The left branch holds a striking number of operating agencies — often with responsibilities that overlap those of various departments — in the mayor’s office itself. Policy-level staffers in these agencies serve at the mayor’s pleasure, outside the civil service system. These can be, and often are, places for more supporters and sons and daughters of supporters, regardless of professional skills. The Redevelopment Agency, the Port Authority, the Treasure Island Development Authority, and the Housing Authority (highlighted with a dashed-line box on the chart) similarly have flexible hiring potential outside the city’s civil service system. They are federal or state agencies, not city agencies, but the mayor appoints their commissioners, which gives him or her considerable control over agency operations. These agencies represent opportunities for patronage placements, and that has been San Francisco’s longstanding practice. In addition, spots in these federal and state agencies have often served as consolation prizes for under-performing City Hall staff people. The effect of this practice on the performance of these agencies over the years has been the subject of widespread dismay to insiders and occasional press reports. However, nothing is ever done about it.

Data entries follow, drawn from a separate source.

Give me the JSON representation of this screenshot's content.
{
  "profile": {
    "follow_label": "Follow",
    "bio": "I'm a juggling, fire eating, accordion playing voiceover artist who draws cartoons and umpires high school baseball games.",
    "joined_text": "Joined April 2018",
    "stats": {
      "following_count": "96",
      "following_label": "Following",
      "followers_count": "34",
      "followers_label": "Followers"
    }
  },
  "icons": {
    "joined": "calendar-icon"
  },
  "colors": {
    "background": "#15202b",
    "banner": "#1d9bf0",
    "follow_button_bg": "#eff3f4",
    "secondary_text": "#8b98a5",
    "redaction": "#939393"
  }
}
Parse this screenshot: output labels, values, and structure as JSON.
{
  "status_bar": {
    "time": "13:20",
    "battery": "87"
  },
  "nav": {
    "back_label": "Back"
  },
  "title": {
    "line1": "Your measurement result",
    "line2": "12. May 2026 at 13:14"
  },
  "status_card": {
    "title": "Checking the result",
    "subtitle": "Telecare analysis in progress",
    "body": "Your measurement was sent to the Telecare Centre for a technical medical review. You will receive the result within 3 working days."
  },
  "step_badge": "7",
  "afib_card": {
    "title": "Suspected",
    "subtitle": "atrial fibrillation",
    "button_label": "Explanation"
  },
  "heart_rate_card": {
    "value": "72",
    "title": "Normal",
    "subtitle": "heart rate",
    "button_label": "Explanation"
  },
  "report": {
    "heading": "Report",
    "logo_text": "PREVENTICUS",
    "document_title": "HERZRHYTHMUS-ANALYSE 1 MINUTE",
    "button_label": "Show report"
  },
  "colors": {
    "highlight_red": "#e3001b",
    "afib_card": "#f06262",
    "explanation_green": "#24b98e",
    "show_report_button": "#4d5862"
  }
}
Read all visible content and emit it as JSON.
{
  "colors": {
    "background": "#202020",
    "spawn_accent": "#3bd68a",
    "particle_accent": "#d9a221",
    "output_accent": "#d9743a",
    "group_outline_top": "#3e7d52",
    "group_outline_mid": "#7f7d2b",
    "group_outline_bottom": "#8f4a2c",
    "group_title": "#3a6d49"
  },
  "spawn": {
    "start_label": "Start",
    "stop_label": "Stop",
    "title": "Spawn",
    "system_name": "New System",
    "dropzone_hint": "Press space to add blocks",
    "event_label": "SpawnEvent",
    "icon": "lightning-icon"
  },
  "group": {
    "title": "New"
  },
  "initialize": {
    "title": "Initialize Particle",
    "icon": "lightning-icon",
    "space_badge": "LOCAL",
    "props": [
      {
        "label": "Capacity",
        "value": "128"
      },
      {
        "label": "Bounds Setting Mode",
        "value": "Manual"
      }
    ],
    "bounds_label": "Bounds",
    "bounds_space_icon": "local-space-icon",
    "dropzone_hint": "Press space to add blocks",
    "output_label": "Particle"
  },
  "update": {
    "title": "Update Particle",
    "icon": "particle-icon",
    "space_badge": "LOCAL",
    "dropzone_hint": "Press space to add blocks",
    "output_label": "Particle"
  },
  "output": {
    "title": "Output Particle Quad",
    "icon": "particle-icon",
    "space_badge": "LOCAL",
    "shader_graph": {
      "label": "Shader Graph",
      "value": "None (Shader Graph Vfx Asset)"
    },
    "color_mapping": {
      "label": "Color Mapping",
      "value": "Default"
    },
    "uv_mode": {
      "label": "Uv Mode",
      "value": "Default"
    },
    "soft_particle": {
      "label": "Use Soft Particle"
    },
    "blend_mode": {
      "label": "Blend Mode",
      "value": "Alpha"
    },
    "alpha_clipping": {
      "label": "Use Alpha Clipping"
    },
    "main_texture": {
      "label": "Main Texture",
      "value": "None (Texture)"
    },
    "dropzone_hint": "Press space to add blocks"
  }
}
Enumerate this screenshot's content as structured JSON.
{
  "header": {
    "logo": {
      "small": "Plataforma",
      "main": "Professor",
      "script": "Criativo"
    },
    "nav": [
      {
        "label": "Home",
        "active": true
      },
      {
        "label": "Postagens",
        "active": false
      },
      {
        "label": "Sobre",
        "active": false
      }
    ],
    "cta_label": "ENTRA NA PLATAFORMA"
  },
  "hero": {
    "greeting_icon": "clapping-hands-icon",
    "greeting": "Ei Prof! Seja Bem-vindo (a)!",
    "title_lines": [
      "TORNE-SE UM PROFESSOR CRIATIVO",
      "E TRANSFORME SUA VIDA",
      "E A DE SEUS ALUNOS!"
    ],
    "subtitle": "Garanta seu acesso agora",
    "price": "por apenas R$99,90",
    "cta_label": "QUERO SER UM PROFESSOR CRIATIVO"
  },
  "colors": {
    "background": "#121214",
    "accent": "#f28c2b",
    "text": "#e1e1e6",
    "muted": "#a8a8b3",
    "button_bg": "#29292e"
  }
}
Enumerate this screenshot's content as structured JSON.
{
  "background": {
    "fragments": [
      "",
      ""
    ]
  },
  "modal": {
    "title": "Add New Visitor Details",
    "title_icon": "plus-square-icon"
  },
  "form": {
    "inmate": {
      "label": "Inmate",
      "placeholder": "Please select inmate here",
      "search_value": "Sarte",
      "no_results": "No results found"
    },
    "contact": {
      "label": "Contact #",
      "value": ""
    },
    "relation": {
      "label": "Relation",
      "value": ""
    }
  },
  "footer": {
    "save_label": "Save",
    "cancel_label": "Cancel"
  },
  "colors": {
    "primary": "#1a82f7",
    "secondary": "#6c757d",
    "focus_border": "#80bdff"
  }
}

A unique feature of the current administration has been the expansion of patronage staff appointments into the departments themselves, long the purview of the civil service system. With the five-fold increase in the number of special assistants — a senior level position outside civil service — since the Jordan administration, the opportunity for patronage has increased greatly. In particular, the Solid Waste Management Program and the Airport, with its enormous public works construction, have seen numbers of staff people whose professional qualifications are not immediately obvious. Additionally, a surprising number of the department heads appointed in the current administration have little or no previous management experience in the area for which they have been given executive responsibility.

The result is that along with many well-qualified, dedicated civil servants, San Francisco employs a large number of people, particularly in more senior positions, who are simply not sufficiently skilled, experienced, or motivated to pursue improved government performance. They report to commissioners who usually have little background in the function of the agency for which they have ultimate policy authority. And no one ever asks them to make these measurable performance improvements, anyway.

With this understanding, San Francisco’s failure to pursue management reform; its inadequate human resources support; its limited, scattershot approach to providing public information and responding to the concerns of the public; its lack of innovation and transparency in handling contracts and purchasing; and its failure to implement local sustainable development planning become less surprising.

San Francisco clearly has reached a point at which it must embrace fundamental government reform if it is even to begin the difficult task of bringing its management systems into the modern era. The responsibility for managing government operations rests solely with the office of the mayor. However, experience has shown this administration to be highly unlikely to embrace a reform agenda. On the contrary, in recent years the city has gone in precisely the wrong direction.

Given these circumstances, reform must come from public outrage, from the Board of Supervisors and the ballot.

This article, which was funded by the Columbia Foundation, first appeared in the SPUR newsletter of July 2001.